Cena, a 10-year-old Black Labrador who served as a Marine bomb-detection dog from 2009 to 2014, received an emotional farewell before being put to sleep on July 26.
Cena and his handler, former United States Marine Corps Cpl. Jeff DeYoung, gained national attention this week after DeYoung created a bucket list for his furry friend once learning that he had bone cancer, culminating in a final ride in a topless Jeep in their community.
“My whole adult life I’ve had Cena,” DeYoung said, according to the Associated Press. “When I was 19 overseas learning how to be responsible, I had Cena. And now I’m 27 and I’m having to say goodbye to one of the biggest pieces of my life.”
Cena died peacefully in DeYoung’s arms, wearing a set of custom dress blues provided by a local business in their hometown of Muskegon, Michigan.
“Every Marine has to go out in a set of dress blues,” DeYoung told Fox 2 Detroit. “That's just the way we are. He's got his ribbons, he's got his decorations, he's dressed to the nines. He got a fresh grooming service today and we are ready to make peace with what we have to do.”
With a little help from the U.S. Marine Corps League, Michigan state police, city police, the city’s fire department, and hundreds of local residents, DeYoung was able to give Cena, who served three tours in Afghanistan, the farewell ceremony he deserved as a combat veteran. DeYoung carried Cena aboard the USS LST 393 where he was euthanized, and Taps was played in his honor.
“Cena was family to me,” DeYoung said in press statement. “It's always been him and me against the world, and losing him has devastated me to my core. Goodbye, my most faithful friend.
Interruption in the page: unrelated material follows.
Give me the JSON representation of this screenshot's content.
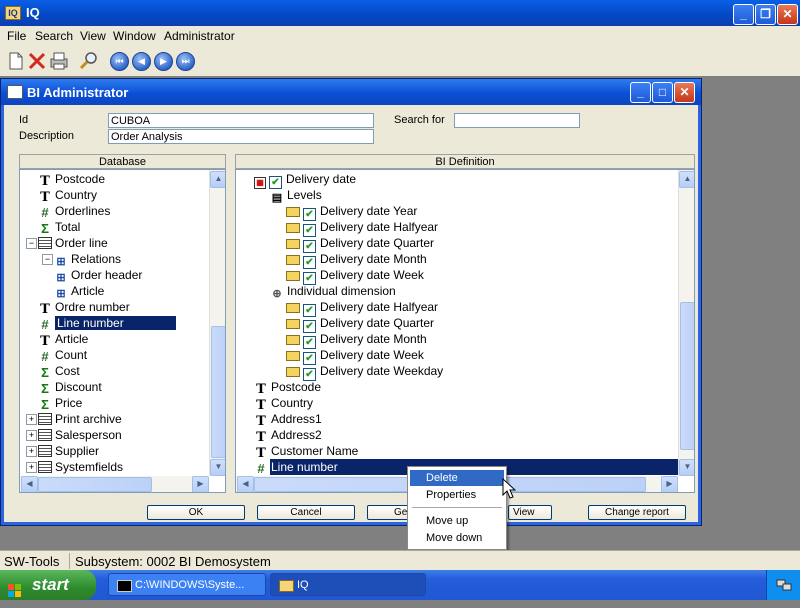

I will never forget you.”
A bomb-detection dog, Cena first connected with DeYoung at Improvised Detection Dog training July 2009. The pair deployed to Afghanistan shortly thereafter, and in 2010, they served together in Operation Moshtarak, the largest military operation during of the war in Afghanistan.
Marine Corporal Jeff DeYoung (retired) and Military War Dog Cena.Photo courtesy of American Humane
Cena was tasked with the detection of more than 300 different types of explosives. He would signal to DeYoung whenever he smelled something suspicious, and an explosives technician would then remove or safely detonate the bomb to clear the path for U.S. troops, according to a release obtained by Task & Purpose.
In 2014, a hip injury forced Cena into retirement, but his mission wasn’t over. Thanks to American Humane, which has supported veterans and military animals for a century, Cena was reunited with DeYoung, this time as his service dog.
When DeYoung was suffering from post-traumatic stress disorder after the loss of a number of battle buddies, Cena kept him from committing suicide — an act that left DeYoung forever grateful.
“Any dog that served overseas deserves exactly what I’ve done for Cena, if not more,” DeYoung said.
A GoFundMe page has been set to help raise funds to buy Cena a headstone.
The U.S. Department of Veterans Affairs paid $13,000 over a three-month period for a senior official's biweekly commute to Washington from his home in California, according to expense reports obtained by ProPublica.
Staff Sgt. John Eller conducts pre-flights check on his C-17 Globemaster III Jan. 3 prior to taking off from Hickam Air Force Base, Hawaii for a local area training mission. Sgt. Eller is a loadmaster from the 535th Airlift Squadron. (U.S. Air Force photo/Tech. Sgt. Shane A. Cuomo)
CUCUTA, Colombia — The Trump administration ratcheted up pressure Saturday on beleaguered Venezuelan President Nicolas Maduro, dispatching U.S. military planes filled with humanitarian aid to this city on the Venezuelan border.
U.S. Secretary of Defense Patrick Shanahan speaks at the annual Munich Security Conference in Munich, Germany February 15, 2019. REUTERS/Andreas Gebert
ABOARD A U.S. MILITARY AIRCRAFT (Reuters) - Acting U.S. Defense Secretary Patrick Shanahan said on Saturday he had not yet determined whether a border wall with Mexico was a military necessity or how much Pentagon money would be used.
President Donald Trump on Friday declared a national emergency in a bid to fund his promised wall at the U.S.-Mexico border without congressional approval.
A pair of U.S. Navy Grumman F-14A Tomcat aircraft from Fighter Squadron VF-211 Fighting Checkmates in flight over Iraq in 2003/Department of Defense
Since the sequel to the 1986 action flick (and wildly successful Navy recruitment tool) Top Gun, was announced, there's been a lot of speculation on what Top Gun: Maverick will be about when it premieres in June 2020. While the plot is still relatively unclear, we know Tom Cruise will reprise his role as Naval aviator Pete "Maverick" Mitchell, and he'll be joined by a recognizable costar: The iconic F-14 Tomcat.
It looks like the old war plane will be coming out of retirement for more than just a cameo. A number of recently surfaced photos show an F-14 Tomcat aboard the USS Theodore Roosevelt, alongside Cruise and members of the film's production crew, the Drive's Tyler Rogoway first reported earlier this week.